** Opening DATA FOR PROCESSING block **

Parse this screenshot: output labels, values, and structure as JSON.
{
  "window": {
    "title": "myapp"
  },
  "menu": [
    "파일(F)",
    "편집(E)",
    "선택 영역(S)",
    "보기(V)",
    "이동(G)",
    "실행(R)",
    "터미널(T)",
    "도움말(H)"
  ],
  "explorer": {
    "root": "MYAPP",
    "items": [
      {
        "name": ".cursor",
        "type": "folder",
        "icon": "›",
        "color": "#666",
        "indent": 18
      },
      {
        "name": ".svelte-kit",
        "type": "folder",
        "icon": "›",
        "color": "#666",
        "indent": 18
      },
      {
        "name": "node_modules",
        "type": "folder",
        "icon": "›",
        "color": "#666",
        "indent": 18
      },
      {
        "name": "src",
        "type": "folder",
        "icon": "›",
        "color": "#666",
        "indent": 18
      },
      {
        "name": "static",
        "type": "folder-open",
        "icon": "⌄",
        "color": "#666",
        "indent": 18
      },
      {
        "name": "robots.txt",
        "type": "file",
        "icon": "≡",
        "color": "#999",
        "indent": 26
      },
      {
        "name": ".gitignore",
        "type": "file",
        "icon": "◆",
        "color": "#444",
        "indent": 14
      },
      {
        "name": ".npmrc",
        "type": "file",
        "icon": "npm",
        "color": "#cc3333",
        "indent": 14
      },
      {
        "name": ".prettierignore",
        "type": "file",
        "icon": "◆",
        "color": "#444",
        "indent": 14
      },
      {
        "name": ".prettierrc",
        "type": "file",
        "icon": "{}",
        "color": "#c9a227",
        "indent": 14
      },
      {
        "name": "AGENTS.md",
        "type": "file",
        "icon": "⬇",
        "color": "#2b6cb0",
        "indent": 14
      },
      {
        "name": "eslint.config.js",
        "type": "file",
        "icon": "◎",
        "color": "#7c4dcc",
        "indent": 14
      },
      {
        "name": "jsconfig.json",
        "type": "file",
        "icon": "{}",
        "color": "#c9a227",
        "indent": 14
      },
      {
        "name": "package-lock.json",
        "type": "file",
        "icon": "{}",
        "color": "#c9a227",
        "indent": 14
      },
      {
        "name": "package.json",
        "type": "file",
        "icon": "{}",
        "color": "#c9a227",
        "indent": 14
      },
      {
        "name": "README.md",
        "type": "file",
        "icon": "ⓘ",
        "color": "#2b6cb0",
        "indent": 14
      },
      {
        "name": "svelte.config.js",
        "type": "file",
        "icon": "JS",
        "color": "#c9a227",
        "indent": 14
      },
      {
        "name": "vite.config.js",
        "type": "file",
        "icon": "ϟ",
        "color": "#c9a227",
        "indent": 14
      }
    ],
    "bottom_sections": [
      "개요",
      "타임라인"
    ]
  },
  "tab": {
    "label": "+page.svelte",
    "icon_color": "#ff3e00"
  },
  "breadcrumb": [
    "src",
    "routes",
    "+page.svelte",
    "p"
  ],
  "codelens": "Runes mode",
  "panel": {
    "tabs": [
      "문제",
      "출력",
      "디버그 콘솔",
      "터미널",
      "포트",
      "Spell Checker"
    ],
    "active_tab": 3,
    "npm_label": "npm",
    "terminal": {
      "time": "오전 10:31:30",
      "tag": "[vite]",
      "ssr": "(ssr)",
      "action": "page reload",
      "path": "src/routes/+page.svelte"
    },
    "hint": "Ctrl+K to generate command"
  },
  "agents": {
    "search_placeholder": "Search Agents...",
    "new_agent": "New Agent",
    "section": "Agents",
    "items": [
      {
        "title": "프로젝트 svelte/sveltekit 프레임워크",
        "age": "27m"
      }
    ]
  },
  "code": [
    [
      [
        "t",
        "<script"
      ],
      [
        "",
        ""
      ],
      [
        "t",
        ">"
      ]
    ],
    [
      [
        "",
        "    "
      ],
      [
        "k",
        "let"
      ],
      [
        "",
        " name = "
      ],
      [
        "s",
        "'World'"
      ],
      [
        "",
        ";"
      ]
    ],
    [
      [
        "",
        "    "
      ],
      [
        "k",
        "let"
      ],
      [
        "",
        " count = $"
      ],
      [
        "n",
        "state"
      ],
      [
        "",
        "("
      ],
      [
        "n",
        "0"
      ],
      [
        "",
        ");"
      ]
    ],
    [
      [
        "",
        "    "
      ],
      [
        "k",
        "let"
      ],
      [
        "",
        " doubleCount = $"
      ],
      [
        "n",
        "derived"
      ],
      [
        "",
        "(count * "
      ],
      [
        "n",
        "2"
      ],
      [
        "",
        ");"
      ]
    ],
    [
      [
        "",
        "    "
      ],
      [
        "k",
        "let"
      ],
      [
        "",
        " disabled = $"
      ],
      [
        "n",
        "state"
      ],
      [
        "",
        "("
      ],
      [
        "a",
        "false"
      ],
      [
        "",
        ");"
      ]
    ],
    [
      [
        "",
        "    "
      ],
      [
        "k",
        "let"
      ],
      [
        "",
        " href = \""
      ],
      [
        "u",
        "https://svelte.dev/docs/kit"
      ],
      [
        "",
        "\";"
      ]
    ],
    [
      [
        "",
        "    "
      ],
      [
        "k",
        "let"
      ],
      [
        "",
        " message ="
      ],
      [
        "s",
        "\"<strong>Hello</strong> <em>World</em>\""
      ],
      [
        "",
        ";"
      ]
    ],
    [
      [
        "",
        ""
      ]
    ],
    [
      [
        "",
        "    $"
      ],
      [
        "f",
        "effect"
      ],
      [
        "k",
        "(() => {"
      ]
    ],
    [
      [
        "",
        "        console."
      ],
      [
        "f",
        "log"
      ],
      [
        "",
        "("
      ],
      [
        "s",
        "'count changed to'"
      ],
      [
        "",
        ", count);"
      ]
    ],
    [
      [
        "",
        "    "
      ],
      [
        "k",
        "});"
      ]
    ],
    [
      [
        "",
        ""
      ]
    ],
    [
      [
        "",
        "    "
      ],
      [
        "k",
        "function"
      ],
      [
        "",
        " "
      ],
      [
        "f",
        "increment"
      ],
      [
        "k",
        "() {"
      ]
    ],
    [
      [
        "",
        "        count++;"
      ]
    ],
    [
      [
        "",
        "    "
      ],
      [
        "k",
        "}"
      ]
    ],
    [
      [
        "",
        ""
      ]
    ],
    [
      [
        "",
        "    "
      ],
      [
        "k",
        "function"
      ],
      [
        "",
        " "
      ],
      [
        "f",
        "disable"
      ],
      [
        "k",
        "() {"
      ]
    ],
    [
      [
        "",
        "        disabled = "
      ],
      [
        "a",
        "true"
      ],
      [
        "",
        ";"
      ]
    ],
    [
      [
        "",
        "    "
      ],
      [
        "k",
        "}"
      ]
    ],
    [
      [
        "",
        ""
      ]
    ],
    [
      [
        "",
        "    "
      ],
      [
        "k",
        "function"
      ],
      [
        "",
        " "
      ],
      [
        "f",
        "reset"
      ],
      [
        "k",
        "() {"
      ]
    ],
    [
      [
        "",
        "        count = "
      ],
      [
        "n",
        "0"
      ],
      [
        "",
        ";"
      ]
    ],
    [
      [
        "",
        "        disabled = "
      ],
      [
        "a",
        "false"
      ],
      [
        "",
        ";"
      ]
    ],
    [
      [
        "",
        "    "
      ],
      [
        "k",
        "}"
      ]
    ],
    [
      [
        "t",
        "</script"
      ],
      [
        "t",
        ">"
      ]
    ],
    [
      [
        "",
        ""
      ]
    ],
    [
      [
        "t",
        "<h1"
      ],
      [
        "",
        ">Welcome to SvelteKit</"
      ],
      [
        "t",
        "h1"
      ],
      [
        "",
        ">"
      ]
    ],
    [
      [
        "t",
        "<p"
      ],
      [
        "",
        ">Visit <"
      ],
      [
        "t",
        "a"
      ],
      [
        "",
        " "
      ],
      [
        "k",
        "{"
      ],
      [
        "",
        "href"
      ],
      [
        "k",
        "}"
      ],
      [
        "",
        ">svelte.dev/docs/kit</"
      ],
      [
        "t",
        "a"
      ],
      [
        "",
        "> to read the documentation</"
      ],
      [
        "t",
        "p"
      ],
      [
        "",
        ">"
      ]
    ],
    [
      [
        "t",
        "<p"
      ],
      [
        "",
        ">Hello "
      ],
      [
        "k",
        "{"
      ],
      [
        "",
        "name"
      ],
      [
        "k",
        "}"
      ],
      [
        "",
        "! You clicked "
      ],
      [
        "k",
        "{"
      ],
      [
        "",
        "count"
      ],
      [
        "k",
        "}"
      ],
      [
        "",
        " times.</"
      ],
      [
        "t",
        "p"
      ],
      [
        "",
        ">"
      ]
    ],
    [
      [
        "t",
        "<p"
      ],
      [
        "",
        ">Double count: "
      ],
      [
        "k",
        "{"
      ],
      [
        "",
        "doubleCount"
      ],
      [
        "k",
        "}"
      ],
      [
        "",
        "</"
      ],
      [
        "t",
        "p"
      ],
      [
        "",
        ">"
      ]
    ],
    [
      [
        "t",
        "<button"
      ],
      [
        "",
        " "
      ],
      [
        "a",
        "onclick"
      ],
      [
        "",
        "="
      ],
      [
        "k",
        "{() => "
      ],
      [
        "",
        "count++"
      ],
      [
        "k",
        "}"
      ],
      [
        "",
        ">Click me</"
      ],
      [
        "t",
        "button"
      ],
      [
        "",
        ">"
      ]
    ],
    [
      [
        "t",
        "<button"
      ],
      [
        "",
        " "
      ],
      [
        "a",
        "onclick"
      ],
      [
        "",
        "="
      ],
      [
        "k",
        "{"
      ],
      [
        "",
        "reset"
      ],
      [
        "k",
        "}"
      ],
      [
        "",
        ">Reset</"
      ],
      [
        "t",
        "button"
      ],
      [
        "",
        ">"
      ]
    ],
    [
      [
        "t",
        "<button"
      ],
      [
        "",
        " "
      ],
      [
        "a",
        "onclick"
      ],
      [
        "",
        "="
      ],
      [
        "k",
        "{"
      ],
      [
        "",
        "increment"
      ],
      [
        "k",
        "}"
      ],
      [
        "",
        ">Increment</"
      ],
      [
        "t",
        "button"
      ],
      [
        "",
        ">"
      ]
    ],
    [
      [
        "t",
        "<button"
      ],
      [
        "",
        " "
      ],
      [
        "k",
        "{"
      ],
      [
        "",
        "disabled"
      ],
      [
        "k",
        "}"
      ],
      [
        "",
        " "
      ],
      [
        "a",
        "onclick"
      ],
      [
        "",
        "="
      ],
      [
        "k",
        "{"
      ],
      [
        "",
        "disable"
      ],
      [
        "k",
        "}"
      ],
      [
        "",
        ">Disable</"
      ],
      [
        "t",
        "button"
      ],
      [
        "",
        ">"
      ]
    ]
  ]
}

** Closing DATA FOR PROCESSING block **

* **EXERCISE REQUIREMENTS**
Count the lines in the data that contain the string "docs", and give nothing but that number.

* **RESPONSE TO THE TASK**
2